The National Bank of Romania has lent 2 billion euros to commercial banks in an attempt to stop the accelerated growth of interbank interest rates.
The National Bank of Romania stepped in to prevent the rapid growth of the ROBOR index. ROBOR is the interbank rate that influences directly the interest rates of Romanians who took out loans in the domestic currency, the LEU. Actually ROBOR is the average interbank lending interest rate, which is used to determine interest rates for most loans in lei.
The Central Bank expects ROBOR to start going down after having lent commercial banks 2 billion euros, a record amount for the past years, for an interest rate of 1.75%. The Central Bank’s decision comes after ROBOR went up fast to the level of 1.8%, its highest level in the past three years.

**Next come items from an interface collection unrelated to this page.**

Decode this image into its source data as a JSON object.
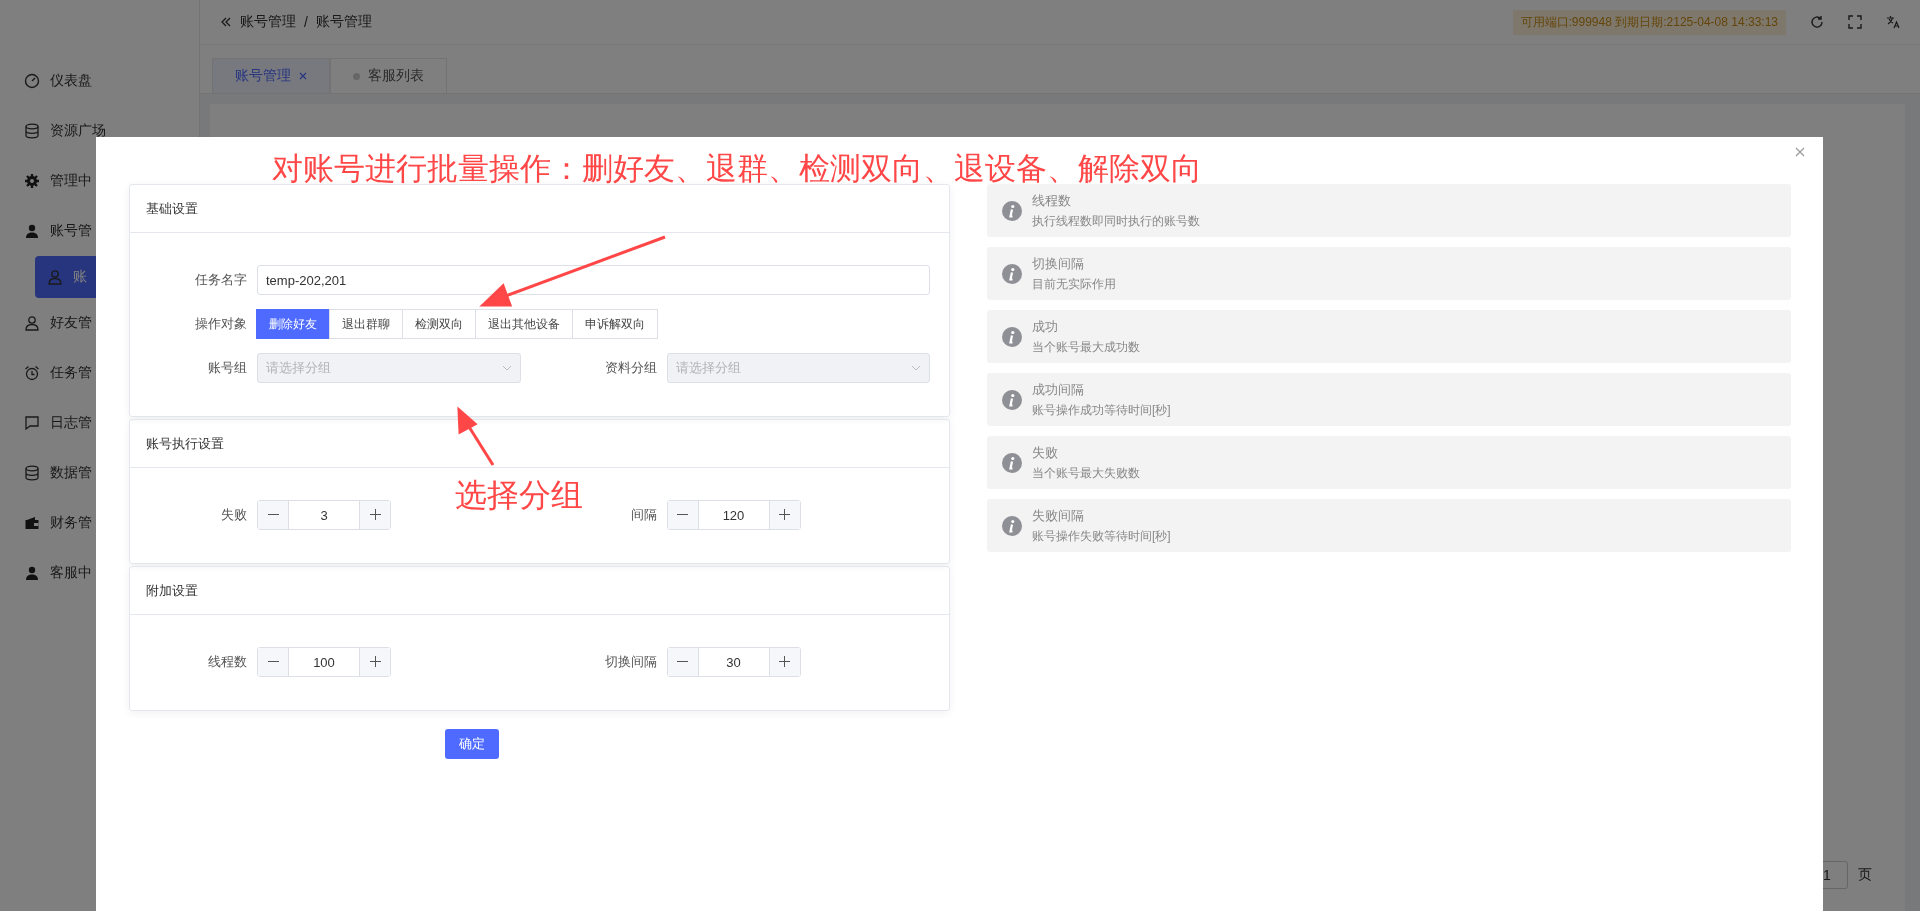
{
  "header": {
    "breadcrumb": [
      "账号管理",
      "账号管理"
    ],
    "separator": "/",
    "license": "可用端口:999948 到期日期:2125-04-08 14:33:13"
  },
  "tabs": [
    {
      "label": "账号管理",
      "selected": true,
      "closable": true
    },
    {
      "label": "客服列表",
      "selected": false,
      "closable": false
    }
  ],
  "sidebar": {
    "items": [
      {
        "label": "仪表盘",
        "selected": false
      },
      {
        "label": "资源广场",
        "selected": false
      },
      {
        "label": "管理中",
        "selected": false
      },
      {
        "label": "账号管",
        "selected": false,
        "children": [
          {
            "label": "账",
            "selected": true
          }
        ]
      },
      {
        "label": "好友管",
        "selected": false
      },
      {
        "label": "任务管",
        "selected": false
      },
      {
        "label": "日志管",
        "selected": false
      },
      {
        "label": "数据管",
        "selected": false
      },
      {
        "label": "财务管",
        "selected": false
      },
      {
        "label": "客服中",
        "selected": false
      }
    ]
  },
  "pagination": {
    "page": "1",
    "unit": "页"
  },
  "dialog": {
    "sections": [
      {
        "title": "基础设置",
        "fields": [
          {
            "kind": "text",
            "label": "任务名字",
            "value": "temp-202,201"
          },
          {
            "kind": "segmented",
            "label": "操作对象",
            "options": [
              {
                "label": "删除好友",
                "selected": true
              },
              {
                "label": "退出群聊",
                "selected": false
              },
              {
                "label": "检测双向",
                "selected": false
              },
              {
                "label": "退出其他设备",
                "selected": false
              },
              {
                "label": "申诉解双向",
                "selected": false
              }
            ]
          },
          {
            "kind": "select",
            "label": "账号组",
            "placeholder": "请选择分组",
            "disabled": true
          },
          {
            "kind": "select",
            "label": "资料分组",
            "placeholder": "请选择分组",
            "disabled": true
          }
        ]
      },
      {
        "title": "账号执行设置",
        "fields": [
          {
            "kind": "stepper",
            "label": "失败",
            "value": "3"
          },
          {
            "kind": "stepper",
            "label": "间隔",
            "value": "120"
          }
        ]
      },
      {
        "title": "附加设置",
        "fields": [
          {
            "kind": "stepper",
            "label": "线程数",
            "value": "100"
          },
          {
            "kind": "stepper",
            "label": "切换间隔",
            "value": "30"
          }
        ]
      }
    ],
    "confirm": "确定",
    "info": [
      {
        "title": "线程数",
        "description": "执行线程数即同时执行的账号数"
      },
      {
        "title": "切换间隔",
        "description": "目前无实际作用"
      },
      {
        "title": "成功",
        "description": "当个账号最大成功数"
      },
      {
        "title": "成功间隔",
        "description": "账号操作成功等待时间[秒]"
      },
      {
        "title": "失败",
        "description": "当个账号最大失败数"
      },
      {
        "title": "失败间隔",
        "description": "账号操作失败等待时间[秒]"
      }
    ]
  },
  "annotations": [
    {
      "kind": "headline",
      "text": "对账号进行批量操作：删好友、退群、检测双向、退设备、解除双向"
    },
    {
      "kind": "label",
      "text": "选择分组"
    }
  ]
}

One of the reasons for this has been the lack of liquidities on the market for a longer period, Central Bank Governor, Mugur Isarescu has explained: “We have made this injection of liquidity because the data that we have been collecting as of last Thursday show that unlike in the previous months, when the liquidity deficit was only present in the fist five days of the month, this deficit seems to be felt for a longer period now. “
The Central Bank’s liquidity inflow does not mean that the interbanking interest rate will return to its minimum level reached a few months ago, Isarescu has also said. The institution’s spokesman, Dan Suciu, has explained that the Central Bank was expecting ROBOR to increase, but not at such a fast pace.
Dan Suciu: “ROBOR is only a component of people’s interest rate, it’s not the entire interest rate. It went up by 0.5%. This is a fact. I believe anyone is able to make these calculations. In the last month or in comparison with its level one year ago, it went up by 0.8%. It is a significant amount, because it is by several tens of lei or even by 100 lei bigger, but this is not the real threat. We will also have inflation-related pressure, which can already be felt.”
Central Bank officials and Finance Minister Ionut Misa have also explained the Commercial Banks’ lack of liquidity through the state’s improved performance in tax collection. Another decision of the Central Bank aimed at calming down the market has been to reduce the interval in which interbanking interest rates can vary.
The Central Bank’s Board decided to keep the key interest rate unchanged at 1.75% per year, to lower the lending facility interest for banks in need of liquidity by 0.25% and to raise its interest for deposits by the same margin. Mugur Isarescu has also said that the measures taken by the Board are aimed at maintaining price stability on medium term, in a manner likely to contribute to achieving sustainable economic growth.